The magic of music has rarely been in better hands than on this beautiful debut album by the trio of pianist Tord Gustavsen. He has been an important part of the Norwegian jazz scene and here the spotlight is not only on Gustavsen's piano playing but also his compositions, an amalgam of Nordic beauty and quiet lyricism. This is music from the heart, softly spoken in its conception with a delicate sophistication all its own. But it's the seamless, melodic interplay of the trio that catches the ear. ... This is Norwegian jazz soulful, yet cool, brooding and almost pensive.

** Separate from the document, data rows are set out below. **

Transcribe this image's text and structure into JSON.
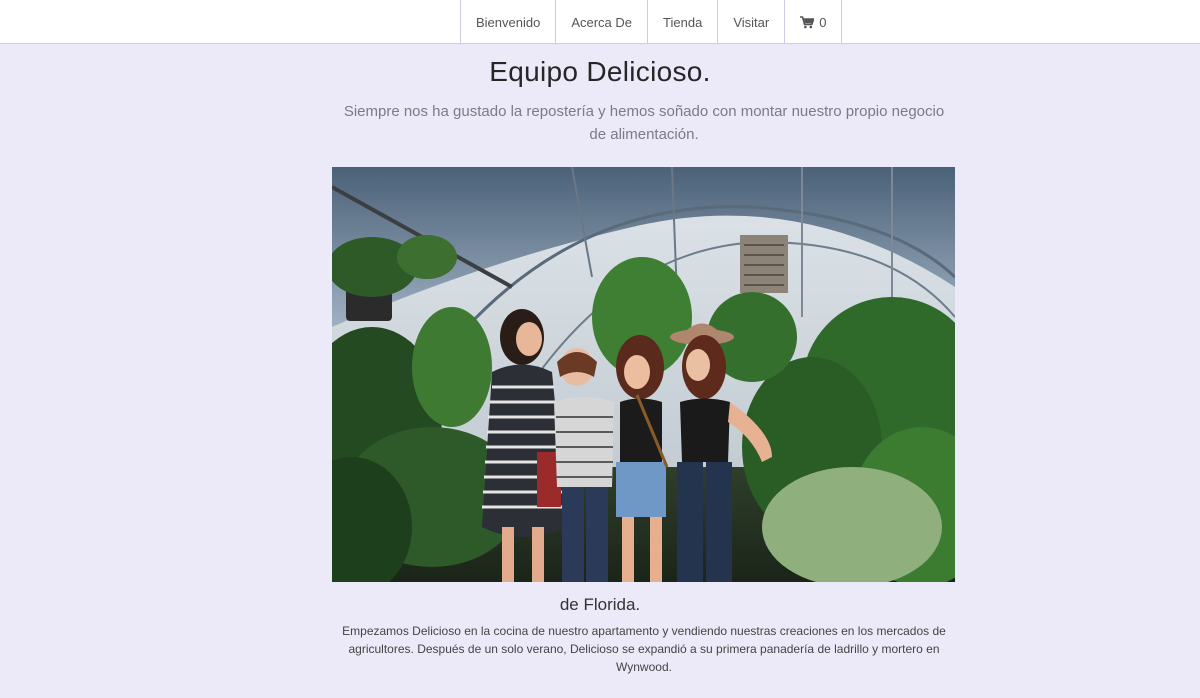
{
  "nav": {
    "items": [
      {
        "label": "Bienvenido"
      },
      {
        "label": "Acerca De"
      },
      {
        "label": "Tienda"
      },
      {
        "label": "Visitar"
      }
    ],
    "cart": {
      "icon": "shopping-cart-icon",
      "count": "0"
    }
  },
  "hero": {
    "title": "Equipo Delicioso.",
    "subtitle": "Siempre nos ha gustado la repostería y hemos soñado con montar nuestro propio negocio de alimentación."
  },
  "story": {
    "title": "de Florida.",
    "text": "Empezamos Delicioso en la cocina de nuestro apartamento y vendiendo nuestras creaciones en los mercados de agricultores. Después de un solo verano, Delicioso se expandió a su primera panadería de ladrillo y mortero en Wynwood."
  },
  "colors": {
    "background": "#eceaf8",
    "topbar": "#ffffff",
    "border": "#cfcbe6"
  }
}
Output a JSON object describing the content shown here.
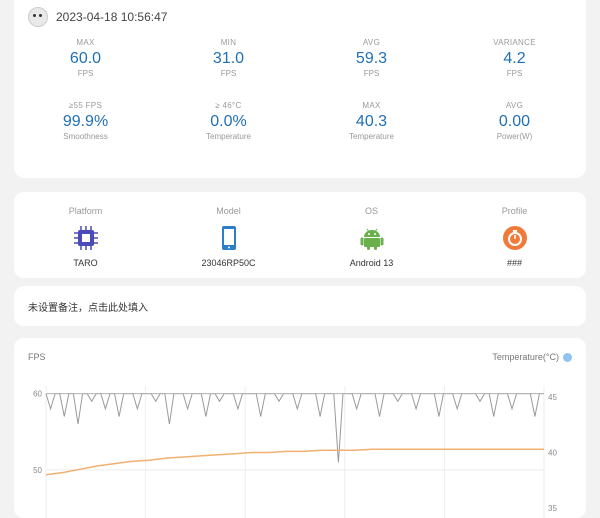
{
  "header": {
    "datetime": "2023-04-18 10:56:47"
  },
  "stats": [
    {
      "label": "MAX",
      "value": "60.0",
      "unit": "FPS"
    },
    {
      "label": "MIN",
      "value": "31.0",
      "unit": "FPS"
    },
    {
      "label": "AVG",
      "value": "59.3",
      "unit": "FPS"
    },
    {
      "label": "VARIANCE",
      "value": "4.2",
      "unit": "FPS"
    },
    {
      "label": "≥55 FPS",
      "value": "99.9%",
      "unit": "Smoothness"
    },
    {
      "label": "≥ 46°C",
      "value": "0.0%",
      "unit": "Temperature"
    },
    {
      "label": "MAX",
      "value": "40.3",
      "unit": "Temperature"
    },
    {
      "label": "AVG",
      "value": "0.00",
      "unit": "Power(W)"
    }
  ],
  "device": [
    {
      "label": "Platform",
      "value": "TARO",
      "icon": "chip-icon"
    },
    {
      "label": "Model",
      "value": "23046RP50C",
      "icon": "phone-icon"
    },
    {
      "label": "OS",
      "value": "Android 13",
      "icon": "android-icon"
    },
    {
      "label": "Profile",
      "value": "###",
      "icon": "profile-icon"
    }
  ],
  "note": {
    "placeholder": "未设置备注，点击此处填入"
  },
  "chart": {
    "fps_label": "FPS",
    "temp_label": "Temperature(°C)",
    "left_ticks": [
      "60",
      "50"
    ],
    "right_ticks": [
      "45",
      "40",
      "35"
    ],
    "colors": {
      "fps": "#9a9a9a",
      "temp": "#f0b070",
      "accent": "#1f6fb5"
    }
  },
  "chart_data": {
    "type": "line",
    "ylim_fps": [
      45,
      61
    ],
    "ylim_temp": [
      35,
      46
    ],
    "series": [
      {
        "name": "FPS",
        "values": [
          60,
          58,
          60,
          60,
          57,
          60,
          60,
          56,
          60,
          60,
          59,
          60,
          60,
          58,
          60,
          60,
          57,
          60,
          60,
          60,
          58,
          60,
          60,
          60,
          59,
          60,
          60,
          56,
          60,
          60,
          60,
          58,
          60,
          60,
          60,
          57,
          60,
          60,
          59,
          60,
          60,
          60,
          58,
          60,
          60,
          60,
          60,
          57,
          60,
          60,
          60,
          59,
          60,
          60,
          60,
          58,
          60,
          60,
          60,
          60,
          57,
          60,
          60,
          60,
          51,
          60,
          60,
          60,
          58,
          60,
          60,
          60,
          60,
          57,
          60,
          60,
          60,
          59,
          60,
          60,
          60,
          58,
          60,
          60,
          60,
          60,
          57,
          60,
          60,
          60,
          58,
          60,
          60,
          60,
          60,
          59,
          60,
          60,
          57,
          60,
          60,
          60,
          58,
          60,
          60,
          60,
          60,
          57,
          60,
          60
        ]
      },
      {
        "name": "Temperature(°C)",
        "values": [
          38,
          38.2,
          38.5,
          38.8,
          39,
          39.2,
          39.3,
          39.5,
          39.6,
          39.7,
          39.8,
          39.9,
          40,
          40,
          40.1,
          40.1,
          40.2,
          40.2,
          40.2,
          40.3,
          40.3,
          40.3,
          40.3,
          40.3,
          40.3,
          40.3,
          40.3,
          40.3,
          40.3,
          40.3
        ]
      }
    ]
  }
}
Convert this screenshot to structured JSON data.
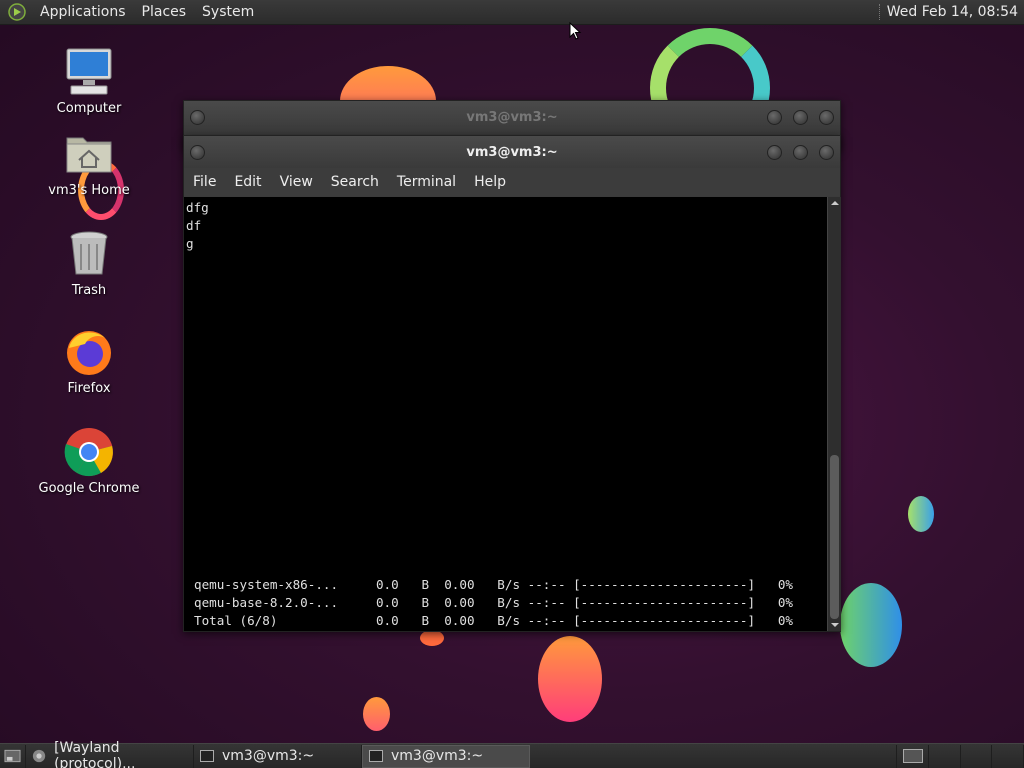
{
  "top_panel": {
    "menus": [
      "Applications",
      "Places",
      "System"
    ],
    "clock": "Wed Feb 14, 08:54"
  },
  "desktop_icons": [
    {
      "label": "Computer",
      "icon": "computer-icon"
    },
    {
      "label": "vm3's Home",
      "icon": "home-folder-icon"
    },
    {
      "label": "Trash",
      "icon": "trash-icon"
    },
    {
      "label": "Firefox",
      "icon": "firefox-icon"
    },
    {
      "label": "Google Chrome",
      "icon": "chrome-icon"
    }
  ],
  "back_window": {
    "title": "vm3@vm3:~"
  },
  "terminal": {
    "title": "vm3@vm3:~",
    "menu": [
      "File",
      "Edit",
      "View",
      "Search",
      "Terminal",
      "Help"
    ],
    "lines": [
      "dfg",
      "df",
      "g"
    ],
    "progress_lines": [
      "qemu-system-x86-...     0.0   B  0.00   B/s --:-- [----------------------]   0%",
      "qemu-base-8.2.0-...     0.0   B  0.00   B/s --:-- [----------------------]   0%",
      "Total (6/8)             0.0   B  0.00   B/s --:-- [----------------------]   0%"
    ]
  },
  "taskbar": {
    "tasks": [
      {
        "label": "[Wayland (protocol)...",
        "icon": "chrome-icon"
      },
      {
        "label": "vm3@vm3:~",
        "icon": "terminal-icon"
      },
      {
        "label": "vm3@vm3:~",
        "icon": "terminal-icon",
        "active": true
      }
    ]
  },
  "colors": {
    "panel": "#2f2f2f",
    "terminal_bg": "#000000",
    "desktop": "#2e0e2b"
  }
}
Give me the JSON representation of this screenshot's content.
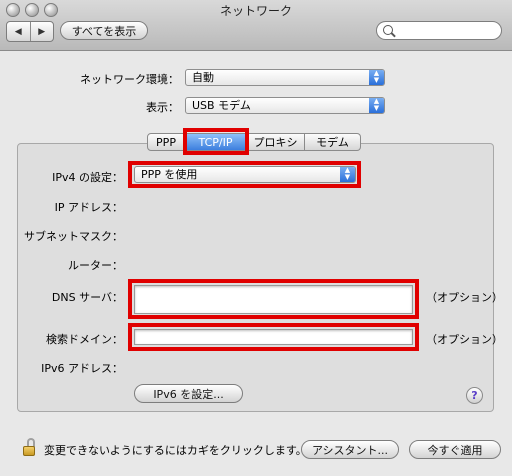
{
  "window": {
    "title": "ネットワーク"
  },
  "toolbar": {
    "back_label": "◀",
    "forward_label": "▶",
    "show_all_label": "すべてを表示",
    "search_placeholder": ""
  },
  "top_form": {
    "location_label": "ネットワーク環境：",
    "location_value": "自動",
    "show_label": "表示：",
    "show_value": "USB モデム"
  },
  "tabs": [
    {
      "label": "PPP"
    },
    {
      "label": "TCP/IP"
    },
    {
      "label": "プロキシ"
    },
    {
      "label": "モデム"
    }
  ],
  "tcpip": {
    "ipv4_label": "IPv4 の設定：",
    "ipv4_value": "PPP を使用",
    "ip_address_label": "IP アドレス：",
    "subnet_label": "サブネットマスク：",
    "router_label": "ルーター：",
    "dns_label": "DNS サーバ：",
    "dns_value": "",
    "dns_optional": "（オプション）",
    "search_domains_label": "検索ドメイン：",
    "search_domains_value": "",
    "search_optional": "（オプション）",
    "ipv6_address_label": "IPv6 アドレス：",
    "configure_ipv6_label": "IPv6 を設定...",
    "help_label": "?"
  },
  "footer": {
    "lock_text": "変更できないようにするにはカギをクリックします。",
    "assistant_label": "アシスタント...",
    "apply_label": "今すぐ適用"
  },
  "colors": {
    "highlight": "#e00000",
    "accent": "#3d7fde"
  }
}
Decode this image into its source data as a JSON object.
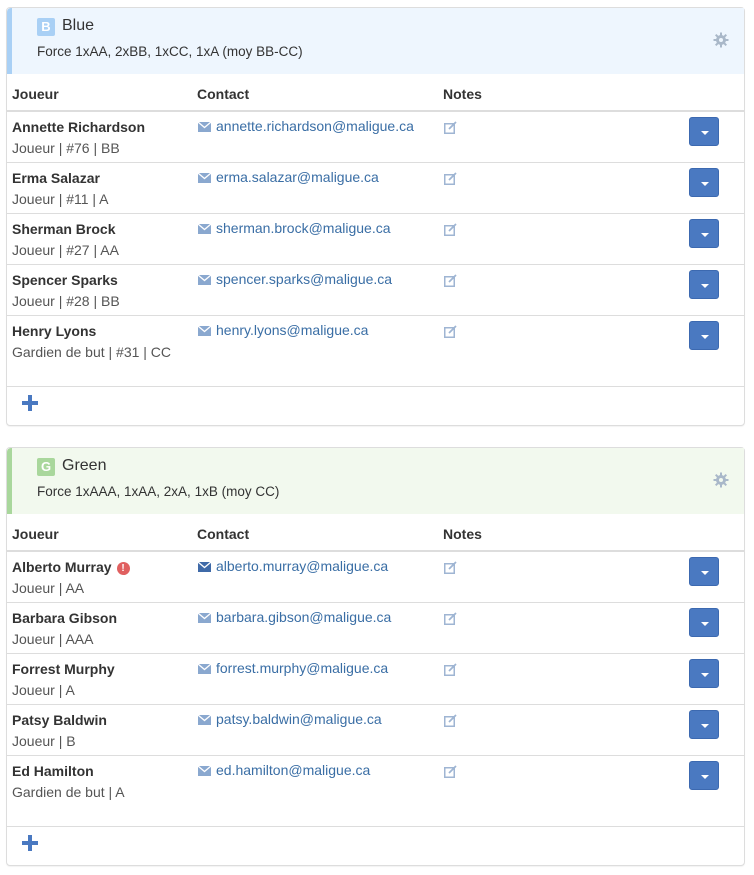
{
  "teams": [
    {
      "badge": "B",
      "name": "Blue",
      "force": "Force 1xAA, 2xBB, 1xCC, 1xA (moy BB-CC)",
      "color": "#a9d0f5",
      "headers": {
        "player": "Joueur",
        "contact": "Contact",
        "notes": "Notes"
      },
      "players": [
        {
          "name": "Annette Richardson",
          "meta": "Joueur | #76 | BB",
          "email": "annette.richardson@maligue.ca"
        },
        {
          "name": "Erma Salazar",
          "meta": "Joueur | #11 | A",
          "email": "erma.salazar@maligue.ca"
        },
        {
          "name": "Sherman Brock",
          "meta": "Joueur | #27 | AA",
          "email": "sherman.brock@maligue.ca"
        },
        {
          "name": "Spencer Sparks",
          "meta": "Joueur | #28 | BB",
          "email": "spencer.sparks@maligue.ca"
        },
        {
          "name": "Henry Lyons",
          "meta": "Gardien de but | #31 | CC",
          "email": "henry.lyons@maligue.ca"
        }
      ]
    },
    {
      "badge": "G",
      "name": "Green",
      "force": "Force 1xAAA, 1xAA, 2xA, 1xB (moy CC)",
      "color": "#a9d79c",
      "headers": {
        "player": "Joueur",
        "contact": "Contact",
        "notes": "Notes"
      },
      "players": [
        {
          "name": "Alberto Murray",
          "meta": "Joueur | AA",
          "email": "alberto.murray@maligue.ca",
          "alert": "!"
        },
        {
          "name": "Barbara Gibson",
          "meta": "Joueur | AAA",
          "email": "barbara.gibson@maligue.ca"
        },
        {
          "name": "Forrest Murphy",
          "meta": "Joueur | A",
          "email": "forrest.murphy@maligue.ca"
        },
        {
          "name": "Patsy Baldwin",
          "meta": "Joueur | B",
          "email": "patsy.baldwin@maligue.ca"
        },
        {
          "name": "Ed Hamilton",
          "meta": "Gardien de but | A",
          "email": "ed.hamilton@maligue.ca"
        }
      ]
    }
  ],
  "icons": {
    "gear": "gear-icon",
    "mail": "envelope-icon",
    "edit": "edit-icon",
    "dropdown": "caret-down-icon",
    "add": "plus-icon",
    "alert": "exclamation-icon"
  },
  "colors": {
    "link": "#3a6ea5",
    "button": "#4a79c1"
  }
}
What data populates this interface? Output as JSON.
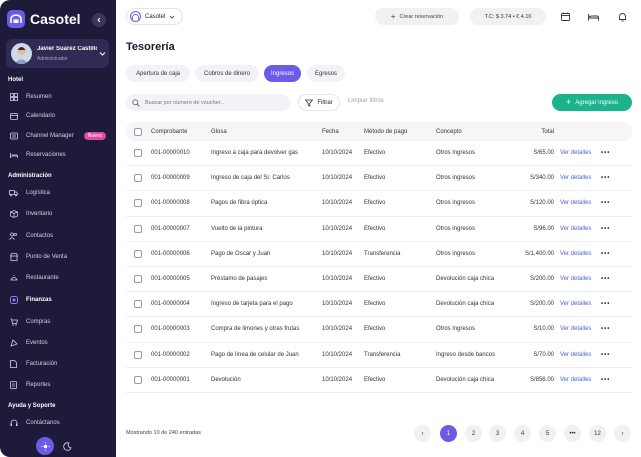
{
  "brand": {
    "name": "Casotel"
  },
  "user": {
    "name": "Javier Suarez Castillo",
    "role": "Administrador"
  },
  "nav": {
    "sections": [
      {
        "title": "Hotel",
        "items": [
          {
            "label": "Resumen",
            "icon": "grid-icon"
          },
          {
            "label": "Calendario",
            "icon": "calendar-icon"
          },
          {
            "label": "Channel Manager",
            "icon": "channel-icon",
            "badge": "Nuevo"
          },
          {
            "label": "Reservaciones",
            "icon": "bed-icon"
          }
        ]
      },
      {
        "title": "Administración",
        "items": [
          {
            "label": "Logística",
            "icon": "truck-icon"
          },
          {
            "label": "Inventario",
            "icon": "box-icon"
          },
          {
            "label": "Contactos",
            "icon": "users-icon"
          },
          {
            "label": "Punto de Venta",
            "icon": "store-icon"
          },
          {
            "label": "Restaurante",
            "icon": "dish-icon"
          },
          {
            "label": "Finanzas",
            "icon": "finance-icon",
            "active": true
          },
          {
            "label": "Compras",
            "icon": "cart-icon"
          },
          {
            "label": "Eventos",
            "icon": "event-icon"
          },
          {
            "label": "Facturación",
            "icon": "invoice-icon"
          },
          {
            "label": "Reportes",
            "icon": "report-icon"
          }
        ]
      },
      {
        "title": "Ayuda y Soporte",
        "items": [
          {
            "label": "Contáctanos",
            "icon": "headset-icon"
          }
        ]
      }
    ]
  },
  "topbar": {
    "company": "Casotel",
    "create_reservation": "Crear reservación",
    "exchange_rate": "T.C: $ 3.74  •  € 4.16"
  },
  "page": {
    "title": "Tesorería",
    "tabs": [
      "Apertura de caja",
      "Cobros de dinero",
      "Ingresos",
      "Egresos"
    ],
    "active_tab": 2,
    "search_placeholder": "Buscar por número de voucher...",
    "filter_label": "Filtrar",
    "clear_filters": "Limpiar filtros",
    "add_button": "Agregar ingreso"
  },
  "table": {
    "columns": [
      "Comprobante",
      "Glosa",
      "Fecha",
      "Método de pago",
      "Concepto",
      "Total"
    ],
    "rows": [
      {
        "comprobante": "001-00000010",
        "glosa": "Ingreso a caja para devolver gas",
        "fecha": "10/10/2024",
        "metodo": "Efectivo",
        "concepto": "Otros ingresos",
        "total": "S/65.00"
      },
      {
        "comprobante": "001-00000009",
        "glosa": "Ingreso de caja del Sr. Carlos",
        "fecha": "10/10/2024",
        "metodo": "Efectivo",
        "concepto": "Otros ingresos",
        "total": "S/340.00"
      },
      {
        "comprobante": "001-00000008",
        "glosa": "Pagos de fibra óptica",
        "fecha": "10/10/2024",
        "metodo": "Efectivo",
        "concepto": "Otros ingresos",
        "total": "S/120.00"
      },
      {
        "comprobante": "001-00000007",
        "glosa": "Vuelto de la pintura",
        "fecha": "10/10/2024",
        "metodo": "Efectivo",
        "concepto": "Otros ingresos",
        "total": "S/96.00"
      },
      {
        "comprobante": "001-00000006",
        "glosa": "Pago de Oscar y Juan",
        "fecha": "10/10/2024",
        "metodo": "Transferencia",
        "concepto": "Otros ingresos",
        "total": "S/1,400.00"
      },
      {
        "comprobante": "001-00000005",
        "glosa": "Préstamo de pasajes",
        "fecha": "10/10/2024",
        "metodo": "Efectivo",
        "concepto": "Devolución caja chica",
        "total": "S/200.00"
      },
      {
        "comprobante": "001-00000004",
        "glosa": "Ingreso de tarjeta para el pago",
        "fecha": "10/10/2024",
        "metodo": "Efectivo",
        "concepto": "Devolución caja chica",
        "total": "S/200.00"
      },
      {
        "comprobante": "001-00000003",
        "glosa": "Compra de limones y otras frutas",
        "fecha": "10/10/2024",
        "metodo": "Efectivo",
        "concepto": "Otros ingresos",
        "total": "S/10.00"
      },
      {
        "comprobante": "001-00000002",
        "glosa": "Pago de línea de celular de Juan",
        "fecha": "10/10/2024",
        "metodo": "Transferencia",
        "concepto": "Ingreso desde bancos",
        "total": "S/70.00"
      },
      {
        "comprobante": "001-00000001",
        "glosa": "Devolución",
        "fecha": "10/10/2024",
        "metodo": "Efectivo",
        "concepto": "Devolución caja chica",
        "total": "S/856.00"
      }
    ],
    "row_link": "Ver detalles",
    "row_more": "•••"
  },
  "pagination": {
    "info": "Mostrando 10 de 240 entradas",
    "pages": [
      "1",
      "2",
      "3",
      "4",
      "5",
      "•••",
      "12"
    ],
    "current": "1",
    "prev": "‹",
    "next": "›"
  },
  "colors": {
    "accent": "#6b5ce7",
    "sidebar": "#1d1a3a",
    "success": "#1bb38b",
    "link": "#4a5fd6",
    "badge": "#e04aa0"
  }
}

The music flows with subtle finesse as suggested by the titles of compositions such ad "Deep As Love" and "Song of Yearning".

Kevin Jones, The Australian

Share this post


Link to post
Share on other sites

Right now listening to "The Ground". A very nice disc.

:tup

Share this post


Link to post
Share on other sites

When I first encountered this dude's name I thought it was "Todd".

I listened to a few tracks from this CD today @ Tower Records. Wasn't spurred to buy it, but if you like this sort of thing -- a melodic piano trio with a slightly funky touch and the spacious ECM sound -- then you will probably like it a lot.

Guy

Picked up a copy via yourmusic.com. I think my initial assessment was right. The tempos are generally slow and as a result the album drags a bit. I wish they'd dug a little harder into the boogaloo groove on "Twins".

Guy

Share this post


Link to post
Share on other sites

When I first encountered this dude's name I thought it was "Todd".

I listened to a few tracks from this CD today @ Tower Records. Wasn't spurred to buy it, but if you like this sort of thing -- a melodic piano trio with a slightly funky touch and the spacious ECM sound -- then you will probably like it a lot.

Guy

Picked up a copy via yourmusic.com. I think my initial assessment was right. The tempos are generally slow and as a result the album drags a bit. I wish they'd dug a little harder into the boogaloo groove on "Twins".

Guy

Is it just my set-up, or are the drums mixed very low on this?? I can barely hear the drums!

Share this post


Link to post
Share on other sites

They're touring again ...

Here are the dates for Germany (+ 2 in Switzerland), the southern/south-western leg of their tour:

14.03.2006

Frankfurt (D) , Mousonturm

16.03.2006

Lugano (CH) , Radiosaal

17.03.2006

Heidelberg (D) , Karlstorbahnhof

18.03.2006

Gschwend (D) , Musikwinter

29.04.2006

Kaiserslautern (D) , Kammgarn

05.05.2006

Allensbach (D) , Gnadenkirche

07.05.2006

München (D) , Unterfahrt

09.05.2006

Zürich (CH) , Moods

10.05.2006

Karlsruhe (D) , Tollhaus

11.05.2006

Stuttgart (D) , Theaterhaus

Share this post


Link to post
Share on other sites

Please sign in to comment

You will be able to leave a comment after signing in



Sign In Now

  • Recently Browsing   0 members

    No registered users viewing this page.